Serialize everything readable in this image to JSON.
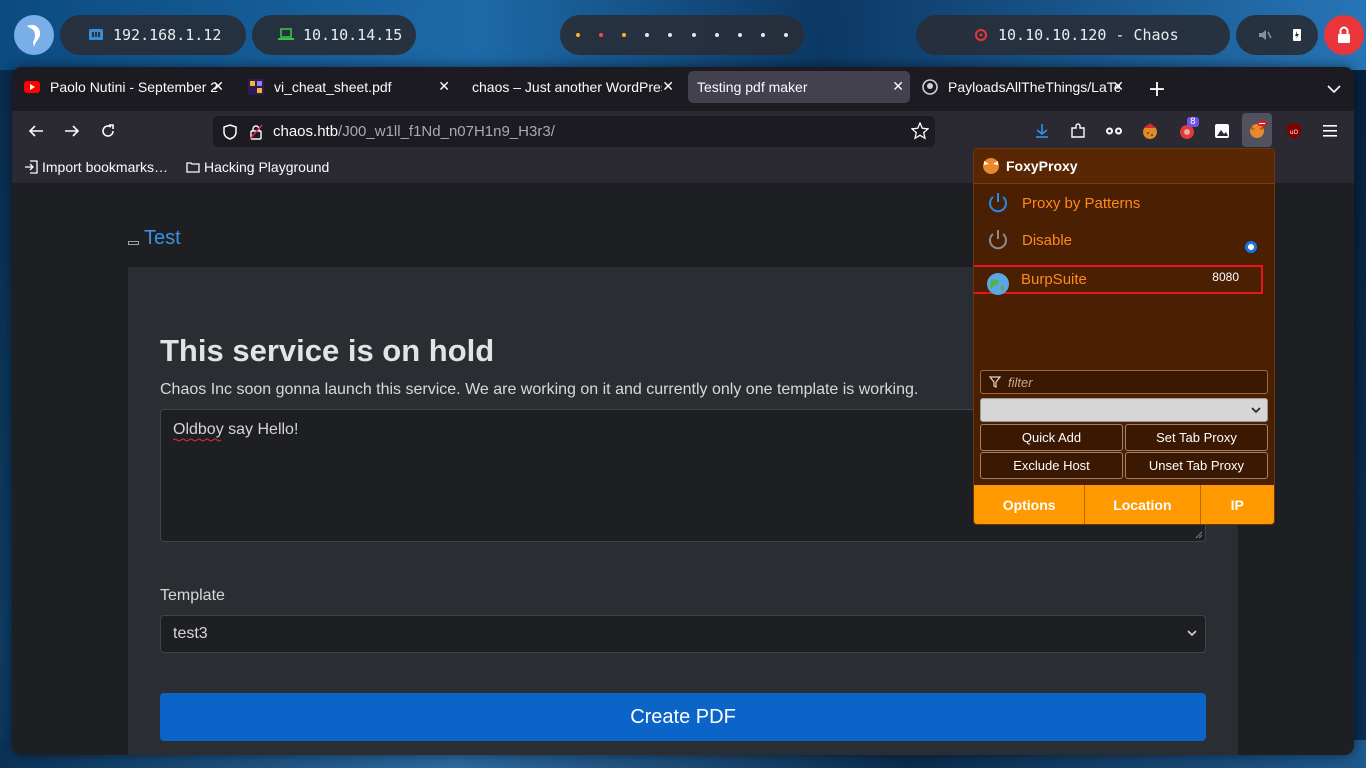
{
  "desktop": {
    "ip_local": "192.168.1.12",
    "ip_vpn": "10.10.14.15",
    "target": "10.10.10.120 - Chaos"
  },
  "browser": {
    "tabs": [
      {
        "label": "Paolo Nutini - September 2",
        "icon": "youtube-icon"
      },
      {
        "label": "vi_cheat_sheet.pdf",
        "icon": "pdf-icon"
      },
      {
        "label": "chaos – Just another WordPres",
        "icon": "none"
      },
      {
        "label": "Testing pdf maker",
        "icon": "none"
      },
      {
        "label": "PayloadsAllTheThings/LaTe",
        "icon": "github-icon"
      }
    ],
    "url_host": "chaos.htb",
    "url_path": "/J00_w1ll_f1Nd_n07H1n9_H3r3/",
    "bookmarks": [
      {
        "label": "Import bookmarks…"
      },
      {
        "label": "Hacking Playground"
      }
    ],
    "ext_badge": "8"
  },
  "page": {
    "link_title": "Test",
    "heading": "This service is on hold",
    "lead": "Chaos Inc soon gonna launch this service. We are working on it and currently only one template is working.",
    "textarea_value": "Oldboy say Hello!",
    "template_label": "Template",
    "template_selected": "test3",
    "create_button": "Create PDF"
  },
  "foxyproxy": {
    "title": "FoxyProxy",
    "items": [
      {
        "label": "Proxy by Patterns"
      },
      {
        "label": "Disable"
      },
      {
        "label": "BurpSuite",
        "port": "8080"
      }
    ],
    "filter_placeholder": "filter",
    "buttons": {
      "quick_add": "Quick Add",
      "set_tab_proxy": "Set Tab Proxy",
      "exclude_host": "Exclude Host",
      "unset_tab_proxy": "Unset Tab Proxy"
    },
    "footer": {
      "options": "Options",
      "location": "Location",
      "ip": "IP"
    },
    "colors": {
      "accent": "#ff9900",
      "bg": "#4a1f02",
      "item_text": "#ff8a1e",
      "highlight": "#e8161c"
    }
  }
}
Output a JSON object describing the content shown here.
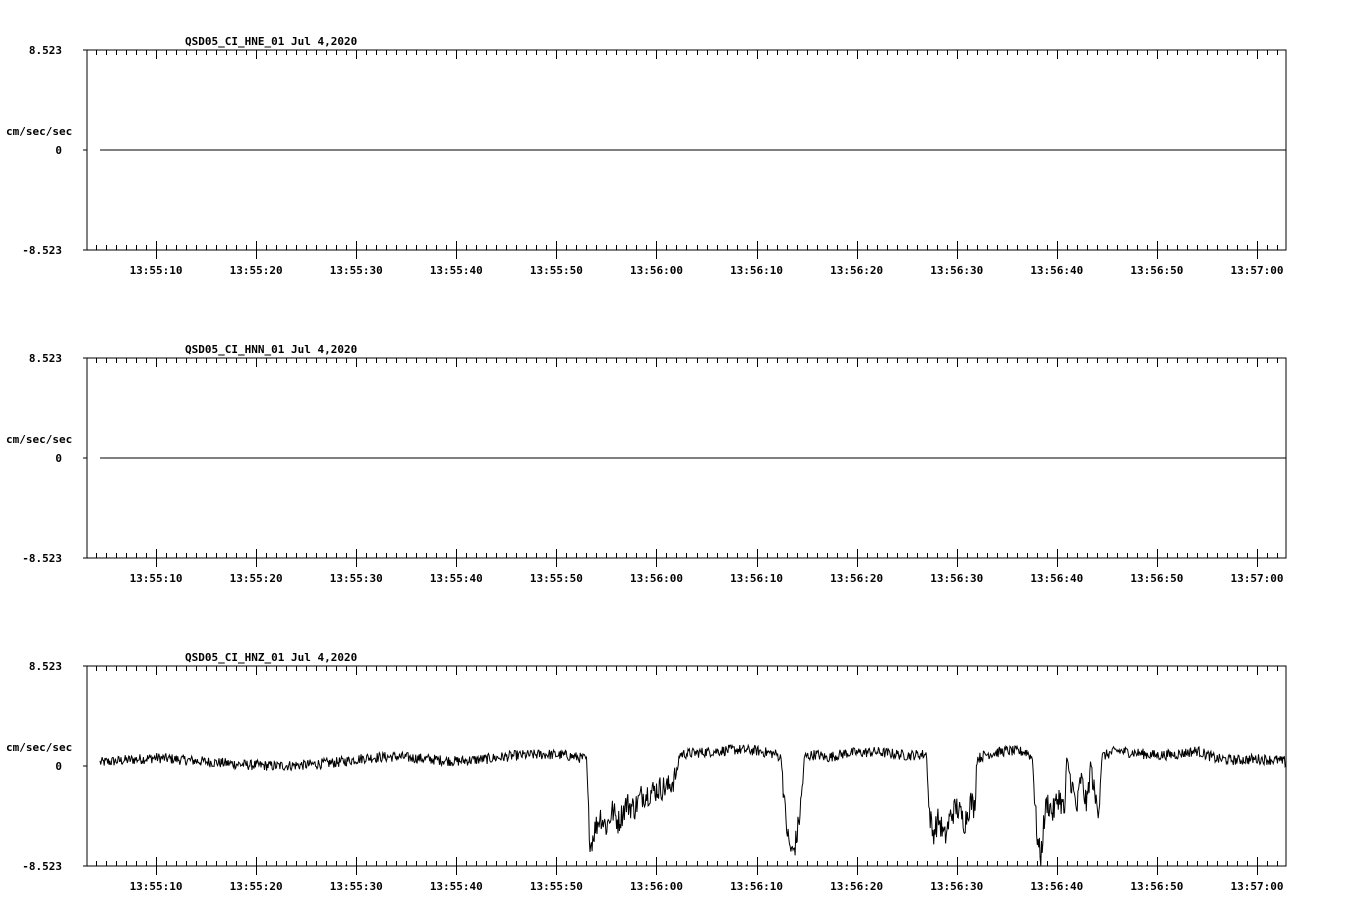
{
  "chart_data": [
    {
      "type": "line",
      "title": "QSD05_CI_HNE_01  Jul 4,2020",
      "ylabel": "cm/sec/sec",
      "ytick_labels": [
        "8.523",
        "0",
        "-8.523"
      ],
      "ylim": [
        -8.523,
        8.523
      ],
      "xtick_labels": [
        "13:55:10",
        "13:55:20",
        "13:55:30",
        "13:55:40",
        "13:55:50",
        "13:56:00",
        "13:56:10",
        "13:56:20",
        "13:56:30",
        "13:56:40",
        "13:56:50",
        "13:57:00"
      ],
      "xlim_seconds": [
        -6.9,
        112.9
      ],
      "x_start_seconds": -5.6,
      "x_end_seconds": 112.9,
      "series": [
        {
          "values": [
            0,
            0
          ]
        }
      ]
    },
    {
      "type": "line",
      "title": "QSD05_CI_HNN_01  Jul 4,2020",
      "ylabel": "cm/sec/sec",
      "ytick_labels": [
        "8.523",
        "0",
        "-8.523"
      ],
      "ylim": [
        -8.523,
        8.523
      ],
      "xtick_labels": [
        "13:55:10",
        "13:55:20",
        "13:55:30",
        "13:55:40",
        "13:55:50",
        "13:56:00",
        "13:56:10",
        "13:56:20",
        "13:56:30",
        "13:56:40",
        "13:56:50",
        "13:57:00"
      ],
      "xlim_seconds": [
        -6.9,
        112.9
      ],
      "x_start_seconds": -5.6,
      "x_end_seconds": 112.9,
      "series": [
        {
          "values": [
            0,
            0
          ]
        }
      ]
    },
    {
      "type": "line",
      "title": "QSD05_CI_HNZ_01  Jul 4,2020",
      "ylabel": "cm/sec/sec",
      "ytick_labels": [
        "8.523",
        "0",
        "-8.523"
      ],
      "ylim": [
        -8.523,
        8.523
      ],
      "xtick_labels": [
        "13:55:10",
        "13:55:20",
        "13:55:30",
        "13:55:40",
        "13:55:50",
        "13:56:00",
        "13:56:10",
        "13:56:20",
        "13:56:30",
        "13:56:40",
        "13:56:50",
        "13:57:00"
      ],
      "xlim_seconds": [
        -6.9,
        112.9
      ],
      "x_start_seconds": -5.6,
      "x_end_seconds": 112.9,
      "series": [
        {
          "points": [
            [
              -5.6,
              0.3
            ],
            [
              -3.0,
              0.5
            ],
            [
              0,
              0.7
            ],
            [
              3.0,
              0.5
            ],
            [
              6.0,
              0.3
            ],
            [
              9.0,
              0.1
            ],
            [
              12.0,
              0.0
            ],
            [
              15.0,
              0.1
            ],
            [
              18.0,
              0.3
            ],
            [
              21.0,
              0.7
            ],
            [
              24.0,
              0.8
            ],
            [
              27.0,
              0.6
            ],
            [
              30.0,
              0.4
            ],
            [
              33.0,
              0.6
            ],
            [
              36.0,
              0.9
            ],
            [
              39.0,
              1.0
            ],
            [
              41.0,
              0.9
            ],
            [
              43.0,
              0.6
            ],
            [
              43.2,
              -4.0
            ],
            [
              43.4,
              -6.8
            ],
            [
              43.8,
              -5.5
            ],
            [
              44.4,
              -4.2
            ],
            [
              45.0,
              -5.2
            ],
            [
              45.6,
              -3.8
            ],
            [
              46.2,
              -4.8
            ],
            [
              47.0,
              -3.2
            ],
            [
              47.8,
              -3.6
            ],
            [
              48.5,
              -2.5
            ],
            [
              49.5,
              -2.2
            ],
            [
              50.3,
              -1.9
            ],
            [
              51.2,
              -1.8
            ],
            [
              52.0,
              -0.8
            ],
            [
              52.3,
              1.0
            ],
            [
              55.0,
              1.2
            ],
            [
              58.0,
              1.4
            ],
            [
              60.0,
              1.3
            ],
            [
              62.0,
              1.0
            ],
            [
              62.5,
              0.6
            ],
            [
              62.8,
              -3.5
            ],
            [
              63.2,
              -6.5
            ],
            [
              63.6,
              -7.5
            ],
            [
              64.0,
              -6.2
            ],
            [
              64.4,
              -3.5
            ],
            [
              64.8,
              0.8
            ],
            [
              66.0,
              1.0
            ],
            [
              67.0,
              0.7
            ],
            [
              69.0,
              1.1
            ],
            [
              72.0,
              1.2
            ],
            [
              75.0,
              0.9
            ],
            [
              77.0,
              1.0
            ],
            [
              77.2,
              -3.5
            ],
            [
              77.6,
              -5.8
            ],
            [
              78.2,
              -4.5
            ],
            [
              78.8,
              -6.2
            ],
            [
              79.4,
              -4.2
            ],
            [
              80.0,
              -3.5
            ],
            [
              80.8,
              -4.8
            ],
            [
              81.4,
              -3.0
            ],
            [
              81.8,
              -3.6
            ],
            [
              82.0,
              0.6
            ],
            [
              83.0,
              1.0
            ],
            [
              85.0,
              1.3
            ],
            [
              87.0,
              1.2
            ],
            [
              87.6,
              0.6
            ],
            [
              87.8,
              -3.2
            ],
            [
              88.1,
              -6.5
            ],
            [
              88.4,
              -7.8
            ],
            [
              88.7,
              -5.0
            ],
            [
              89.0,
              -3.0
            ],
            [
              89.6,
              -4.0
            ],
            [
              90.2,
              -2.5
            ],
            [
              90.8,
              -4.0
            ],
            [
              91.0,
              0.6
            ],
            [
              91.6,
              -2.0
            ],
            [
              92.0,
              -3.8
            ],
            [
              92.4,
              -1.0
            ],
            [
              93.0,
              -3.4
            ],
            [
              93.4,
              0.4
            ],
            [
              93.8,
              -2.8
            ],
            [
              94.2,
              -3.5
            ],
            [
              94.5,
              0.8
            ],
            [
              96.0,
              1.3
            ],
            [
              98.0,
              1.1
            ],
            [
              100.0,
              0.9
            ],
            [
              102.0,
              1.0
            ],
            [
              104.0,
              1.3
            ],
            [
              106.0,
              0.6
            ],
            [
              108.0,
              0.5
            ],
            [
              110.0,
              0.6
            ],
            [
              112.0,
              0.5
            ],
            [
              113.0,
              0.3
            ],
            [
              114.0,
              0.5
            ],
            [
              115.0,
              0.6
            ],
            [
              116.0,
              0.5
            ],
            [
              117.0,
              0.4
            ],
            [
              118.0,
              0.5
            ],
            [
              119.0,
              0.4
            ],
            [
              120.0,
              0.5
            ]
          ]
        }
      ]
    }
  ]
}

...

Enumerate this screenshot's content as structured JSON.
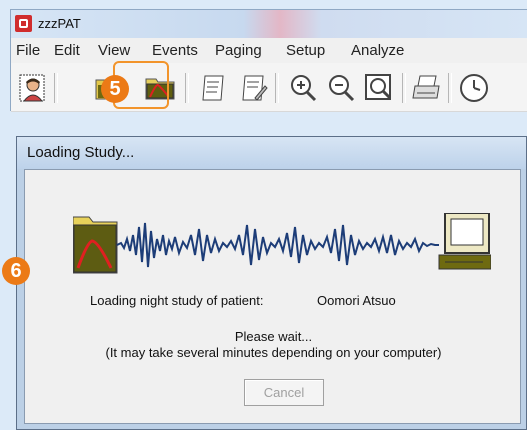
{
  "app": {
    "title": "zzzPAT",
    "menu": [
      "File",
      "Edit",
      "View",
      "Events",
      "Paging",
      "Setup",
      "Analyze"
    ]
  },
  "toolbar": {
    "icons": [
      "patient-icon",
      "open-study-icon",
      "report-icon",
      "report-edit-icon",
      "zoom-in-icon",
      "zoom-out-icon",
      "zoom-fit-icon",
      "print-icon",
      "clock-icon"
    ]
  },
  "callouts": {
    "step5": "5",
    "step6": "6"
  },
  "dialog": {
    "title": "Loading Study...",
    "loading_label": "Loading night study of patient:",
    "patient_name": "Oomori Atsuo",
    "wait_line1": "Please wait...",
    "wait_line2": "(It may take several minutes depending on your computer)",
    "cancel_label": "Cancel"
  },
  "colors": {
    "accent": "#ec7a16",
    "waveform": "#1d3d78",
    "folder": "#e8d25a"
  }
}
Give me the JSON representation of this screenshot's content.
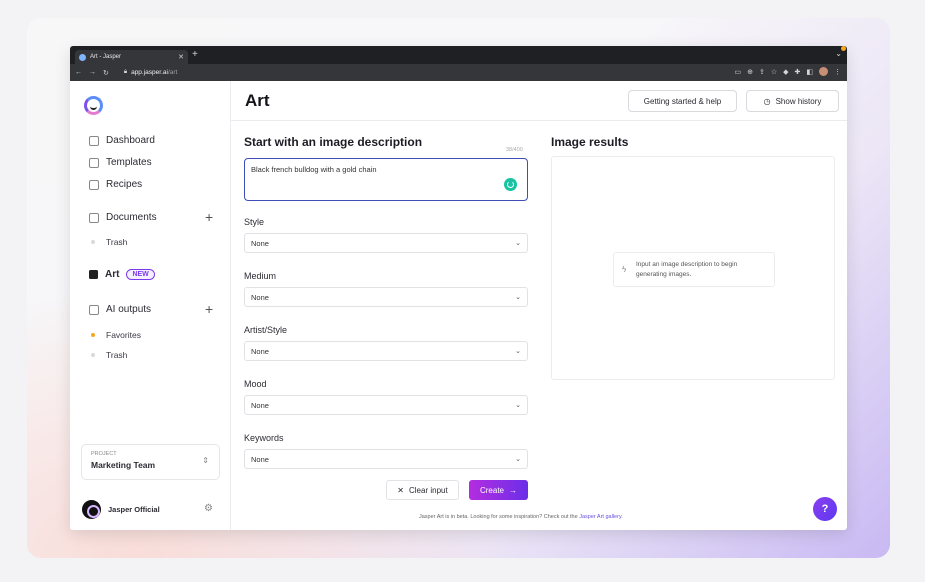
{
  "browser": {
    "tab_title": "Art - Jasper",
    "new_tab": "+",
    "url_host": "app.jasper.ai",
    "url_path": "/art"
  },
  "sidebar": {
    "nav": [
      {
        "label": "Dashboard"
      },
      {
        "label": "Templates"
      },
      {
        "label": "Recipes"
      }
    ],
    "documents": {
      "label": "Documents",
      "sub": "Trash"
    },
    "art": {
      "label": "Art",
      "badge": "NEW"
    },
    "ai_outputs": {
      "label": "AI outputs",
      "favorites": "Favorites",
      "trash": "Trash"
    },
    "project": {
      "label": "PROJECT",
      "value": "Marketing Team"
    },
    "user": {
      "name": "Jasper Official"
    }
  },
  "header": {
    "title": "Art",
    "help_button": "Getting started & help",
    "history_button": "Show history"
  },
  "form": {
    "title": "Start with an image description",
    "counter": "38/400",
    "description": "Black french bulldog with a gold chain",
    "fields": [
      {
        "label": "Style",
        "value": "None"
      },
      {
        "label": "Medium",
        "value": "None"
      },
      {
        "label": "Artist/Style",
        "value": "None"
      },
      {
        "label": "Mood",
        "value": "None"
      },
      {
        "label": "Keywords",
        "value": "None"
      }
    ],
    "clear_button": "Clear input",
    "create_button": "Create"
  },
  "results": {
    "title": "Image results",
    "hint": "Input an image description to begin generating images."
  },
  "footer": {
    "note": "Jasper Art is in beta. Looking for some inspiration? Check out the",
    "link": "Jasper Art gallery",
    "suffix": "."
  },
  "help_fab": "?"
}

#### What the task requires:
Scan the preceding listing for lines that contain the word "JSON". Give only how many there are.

#### Final answer:
4